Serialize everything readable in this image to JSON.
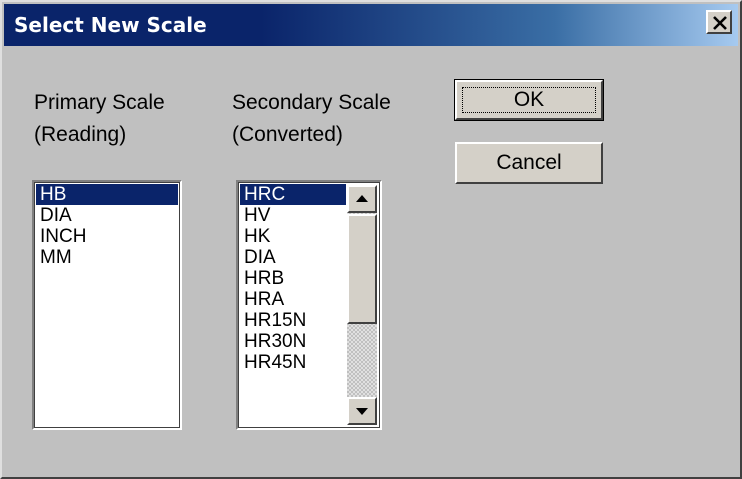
{
  "window": {
    "title": "Select New Scale"
  },
  "icons": {
    "close": "close-icon",
    "scroll_up": "up-arrow-icon",
    "scroll_down": "down-arrow-icon"
  },
  "colors": {
    "titlebar_start": "#0a246a",
    "titlebar_end": "#a6caf0",
    "selection": "#0a246a",
    "dialog_bg": "#c0c0c0"
  },
  "primary": {
    "label_line1": "Primary Scale",
    "label_line2": "(Reading)",
    "items": [
      "HB",
      "DIA",
      "INCH",
      "MM"
    ],
    "selected": "HB"
  },
  "secondary": {
    "label_line1": "Secondary Scale",
    "label_line2": "(Converted)",
    "items": [
      "HRC",
      "HV",
      "HK",
      "DIA",
      "HRB",
      "HRA",
      "HR15N",
      "HR30N",
      "HR45N"
    ],
    "selected": "HRC"
  },
  "buttons": {
    "ok": "OK",
    "cancel": "Cancel"
  }
}
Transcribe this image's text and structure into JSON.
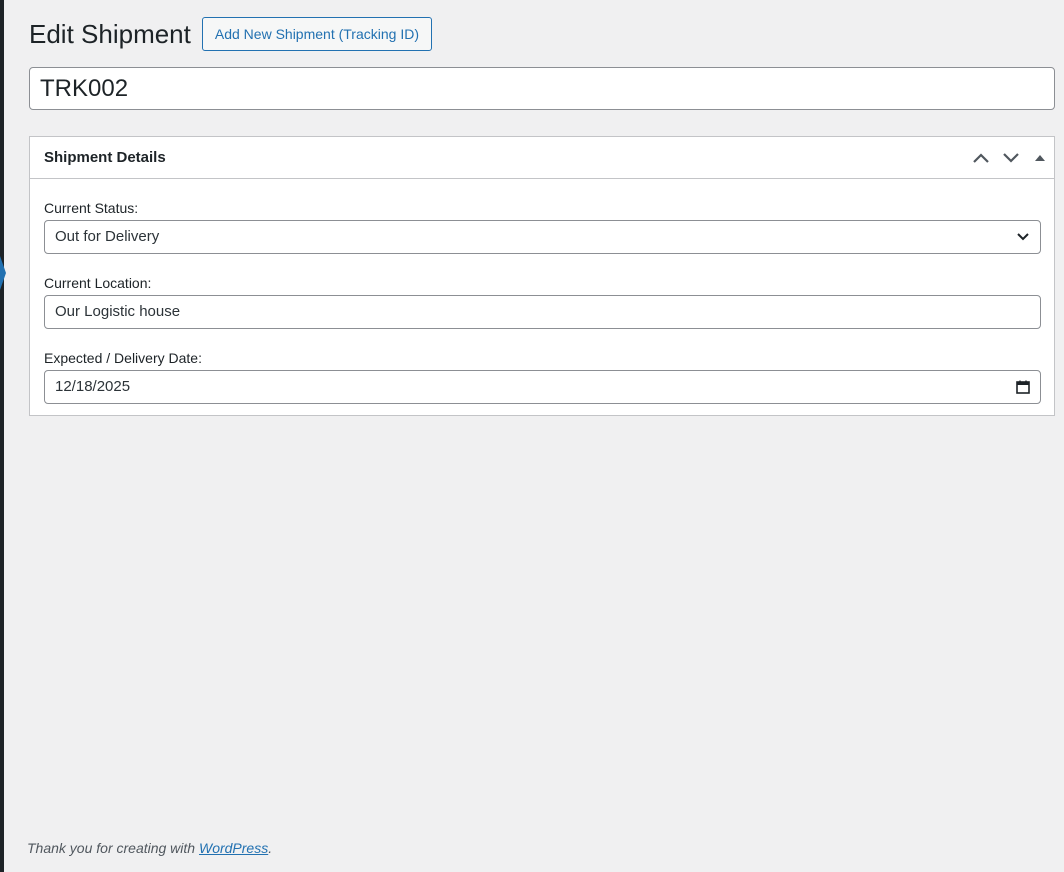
{
  "page": {
    "title": "Edit Shipment",
    "add_new_label": "Add New Shipment (Tracking ID)"
  },
  "post": {
    "title_value": "TRK002"
  },
  "metabox": {
    "title": "Shipment Details",
    "fields": {
      "status": {
        "label": "Current Status:",
        "value": "Out for Delivery"
      },
      "location": {
        "label": "Current Location:",
        "value": "Our Logistic house"
      },
      "date": {
        "label": "Expected / Delivery Date:",
        "value": "12/18/2025"
      }
    }
  },
  "footer": {
    "prefix": "Thank you for creating with ",
    "link": "WordPress",
    "suffix": "."
  },
  "icons": {
    "move_up": "chevron-up-icon",
    "move_down": "chevron-down-icon",
    "toggle": "triangle-up-icon",
    "select_arrow": "chevron-down-icon",
    "calendar": "calendar-icon"
  },
  "colors": {
    "accent": "#2271b1",
    "admin_bar": "#1d2327",
    "background": "#f0f0f1"
  }
}
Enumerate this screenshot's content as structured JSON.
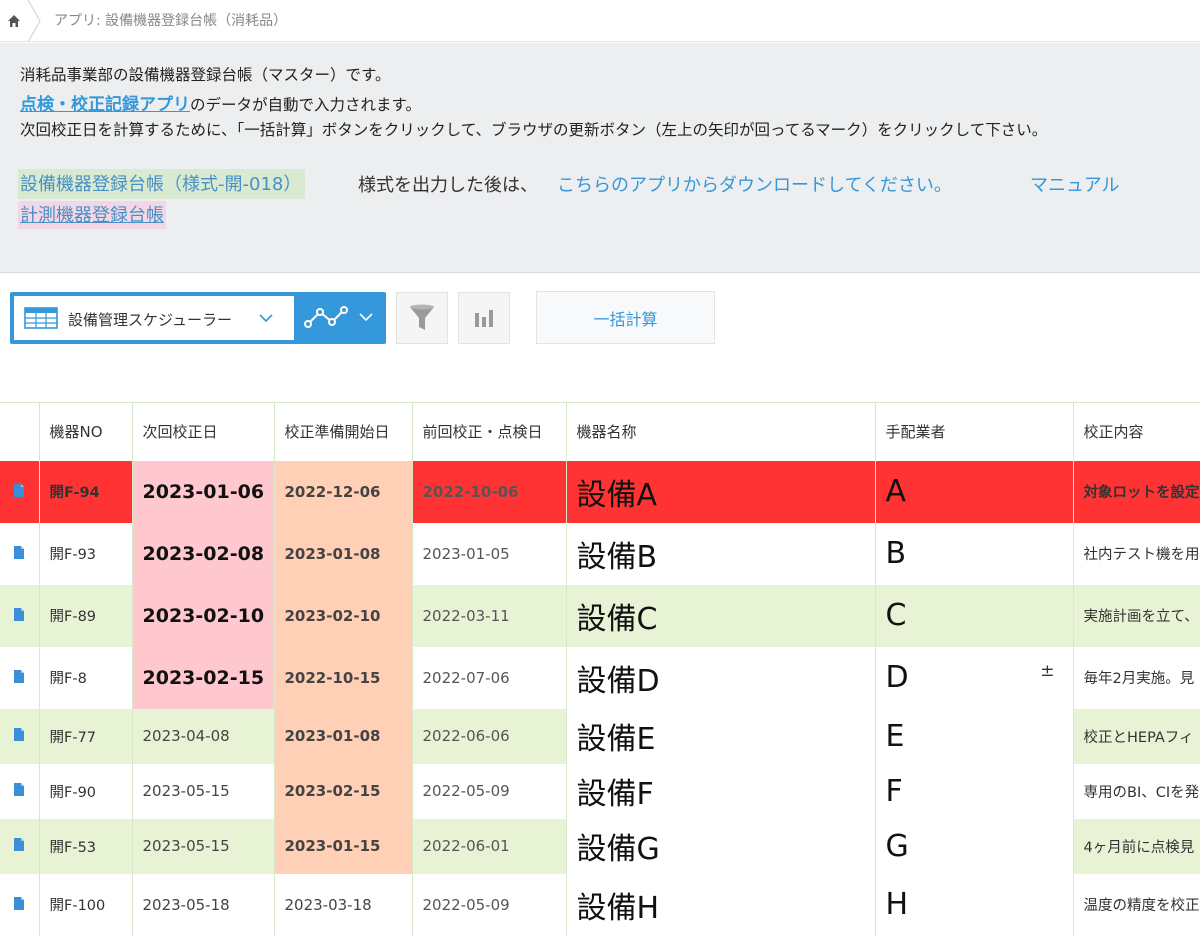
{
  "breadcrumb": {
    "title": "アプリ: 設備機器登録台帳（消耗品）"
  },
  "notice": {
    "line1": "消耗品事業部の設備機器登録台帳（マスター）です。",
    "line2_link": "点検・校正記録アプリ",
    "line2_rest": "のデータが自動で入力されます。",
    "line3": "次回校正日を計算するために、「一括計算」ボタンをクリックして、ブラウザの更新ボタン（左上の矢印が回ってるマーク）をクリックして下さい。",
    "form_link": "設備機器登録台帳（様式-開-018）",
    "form_text": "様式を出力した後は、",
    "download_link": "こちらのアプリからダウンロードしてください。",
    "manual_link": "マニュアル",
    "measure_link": "計測機器登録台帳"
  },
  "toolbar": {
    "view_label": "設備管理スケジューラー",
    "bulk_calc": "一括計算"
  },
  "colors": {
    "accent": "#3498db",
    "overdue_red": "#ff3333",
    "pink": "#ffc7ce",
    "peach": "#ffd0b5",
    "stripe_green": "#e8f3d6"
  },
  "table": {
    "headers": [
      "機器NO",
      "次回校正日",
      "校正準備開始日",
      "前回校正・点検日",
      "機器名称",
      "手配業者",
      "校正内容"
    ],
    "rows": [
      {
        "no": "開F-94",
        "next": "2023-01-06",
        "prep": "2022-12-06",
        "prev": "2022-10-06",
        "name": "設備A",
        "vendor": "A",
        "content": "対象ロットを設定"
      },
      {
        "no": "開F-93",
        "next": "2023-02-08",
        "prep": "2023-01-08",
        "prev": "2023-01-05",
        "name": "設備B",
        "vendor": "B",
        "content": "社内テスト機を用"
      },
      {
        "no": "開F-89",
        "next": "2023-02-10",
        "prep": "2023-02-10",
        "prev": "2022-03-11",
        "name": "設備C",
        "vendor": "C",
        "content": "実施計画を立て、"
      },
      {
        "no": "開F-8",
        "next": "2023-02-15",
        "prep": "2022-10-15",
        "prev": "2022-07-06",
        "name": "設備D",
        "vendor": "D",
        "vendor_mark": "±",
        "content": "毎年2月実施。見"
      },
      {
        "no": "開F-77",
        "next": "2023-04-08",
        "prep": "2023-01-08",
        "prev": "2022-06-06",
        "name": "設備E",
        "vendor": "E",
        "content": "校正とHEPAフィ"
      },
      {
        "no": "開F-90",
        "next": "2023-05-15",
        "prep": "2023-02-15",
        "prev": "2022-05-09",
        "name": "設備F",
        "vendor": "F",
        "content": "専用のBI、CIを発"
      },
      {
        "no": "開F-53",
        "next": "2023-05-15",
        "prep": "2023-01-15",
        "prev": "2022-06-01",
        "name": "設備G",
        "vendor": "G",
        "content": "4ヶ月前に点検見"
      },
      {
        "no": "開F-100",
        "next": "2023-05-18",
        "prep": "2023-03-18",
        "prev": "2022-05-09",
        "name": "設備H",
        "vendor": "H",
        "content": "温度の精度を校正"
      }
    ]
  }
}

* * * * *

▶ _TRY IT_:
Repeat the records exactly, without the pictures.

▶ _OUTPUT FOR THIS TASK_:
Serialize everything readable in this image to JSON.
{
  "window": {
    "title": "Select New Scale"
  },
  "icons": {
    "close": "close-icon",
    "scroll_up": "up-arrow-icon",
    "scroll_down": "down-arrow-icon"
  },
  "colors": {
    "titlebar_start": "#0a246a",
    "titlebar_end": "#a6caf0",
    "selection": "#0a246a",
    "dialog_bg": "#c0c0c0"
  },
  "primary": {
    "label_line1": "Primary Scale",
    "label_line2": "(Reading)",
    "items": [
      "HB",
      "DIA",
      "INCH",
      "MM"
    ],
    "selected": "HB"
  },
  "secondary": {
    "label_line1": "Secondary Scale",
    "label_line2": "(Converted)",
    "items": [
      "HRC",
      "HV",
      "HK",
      "DIA",
      "HRB",
      "HRA",
      "HR15N",
      "HR30N",
      "HR45N"
    ],
    "selected": "HRC"
  },
  "buttons": {
    "ok": "OK",
    "cancel": "Cancel"
  }
}
Transcribe this image's text and structure into JSON.
{
  "page": {
    "title": "Edit Shipment",
    "add_new_label": "Add New Shipment (Tracking ID)"
  },
  "post": {
    "title_value": "TRK002"
  },
  "metabox": {
    "title": "Shipment Details",
    "fields": {
      "status": {
        "label": "Current Status:",
        "value": "Out for Delivery"
      },
      "location": {
        "label": "Current Location:",
        "value": "Our Logistic house"
      },
      "date": {
        "label": "Expected / Delivery Date:",
        "value": "12/18/2025"
      }
    }
  },
  "footer": {
    "prefix": "Thank you for creating with ",
    "link": "WordPress",
    "suffix": "."
  },
  "icons": {
    "move_up": "chevron-up-icon",
    "move_down": "chevron-down-icon",
    "toggle": "triangle-up-icon",
    "select_arrow": "chevron-down-icon",
    "calendar": "calendar-icon"
  },
  "colors": {
    "accent": "#2271b1",
    "admin_bar": "#1d2327",
    "background": "#f0f0f1"
  }
}
Enumerate this screenshot's content as structured JSON.
{
  "breadcrumb": {
    "title": "アプリ: 設備機器登録台帳（消耗品）"
  },
  "notice": {
    "line1": "消耗品事業部の設備機器登録台帳（マスター）です。",
    "line2_link": "点検・校正記録アプリ",
    "line2_rest": "のデータが自動で入力されます。",
    "line3": "次回校正日を計算するために、「一括計算」ボタンをクリックして、ブラウザの更新ボタン（左上の矢印が回ってるマーク）をクリックして下さい。",
    "form_link": "設備機器登録台帳（様式-開-018）",
    "form_text": "様式を出力した後は、",
    "download_link": "こちらのアプリからダウンロードしてください。",
    "manual_link": "マニュアル",
    "measure_link": "計測機器登録台帳"
  },
  "toolbar": {
    "view_label": "設備管理スケジューラー",
    "bulk_calc": "一括計算"
  },
  "colors": {
    "accent": "#3498db",
    "overdue_red": "#ff3333",
    "pink": "#ffc7ce",
    "peach": "#ffd0b5",
    "stripe_green": "#e8f3d6"
  },
  "table": {
    "headers": [
      "機器NO",
      "次回校正日",
      "校正準備開始日",
      "前回校正・点検日",
      "機器名称",
      "手配業者",
      "校正内容"
    ],
    "rows": [
      {
        "no": "開F-94",
        "next": "2023-01-06",
        "prep": "2022-12-06",
        "prev": "2022-10-06",
        "name": "設備A",
        "vendor": "A",
        "content": "対象ロットを設定"
      },
      {
        "no": "開F-93",
        "next": "2023-02-08",
        "prep": "2023-01-08",
        "prev": "2023-01-05",
        "name": "設備B",
        "vendor": "B",
        "content": "社内テスト機を用"
      },
      {
        "no": "開F-89",
        "next": "2023-02-10",
        "prep": "2023-02-10",
        "prev": "2022-03-11",
        "name": "設備C",
        "vendor": "C",
        "content": "実施計画を立て、"
      },
      {
        "no": "開F-8",
        "next": "2023-02-15",
        "prep": "2022-10-15",
        "prev": "2022-07-06",
        "name": "設備D",
        "vendor": "D",
        "vendor_mark": "±",
        "content": "毎年2月実施。見"
      },
      {
        "no": "開F-77",
        "next": "2023-04-08",
        "prep": "2023-01-08",
        "prev": "2022-06-06",
        "name": "設備E",
        "vendor": "E",
        "content": "校正とHEPAフィ"
      },
      {
        "no": "開F-90",
        "next": "2023-05-15",
        "prep": "2023-02-15",
        "prev": "2022-05-09",
        "name": "設備F",
        "vendor": "F",
        "content": "専用のBI、CIを発"
      },
      {
        "no": "開F-53",
        "next": "2023-05-15",
        "prep": "2023-01-15",
        "prev": "2022-06-01",
        "name": "設備G",
        "vendor": "G",
        "content": "4ヶ月前に点検見"
      },
      {
        "no": "開F-100",
        "next": "2023-05-18",
        "prep": "2023-03-18",
        "prev": "2022-05-09",
        "name": "設備H",
        "vendor": "H",
        "content": "温度の精度を校正"
      }
    ]
  }
}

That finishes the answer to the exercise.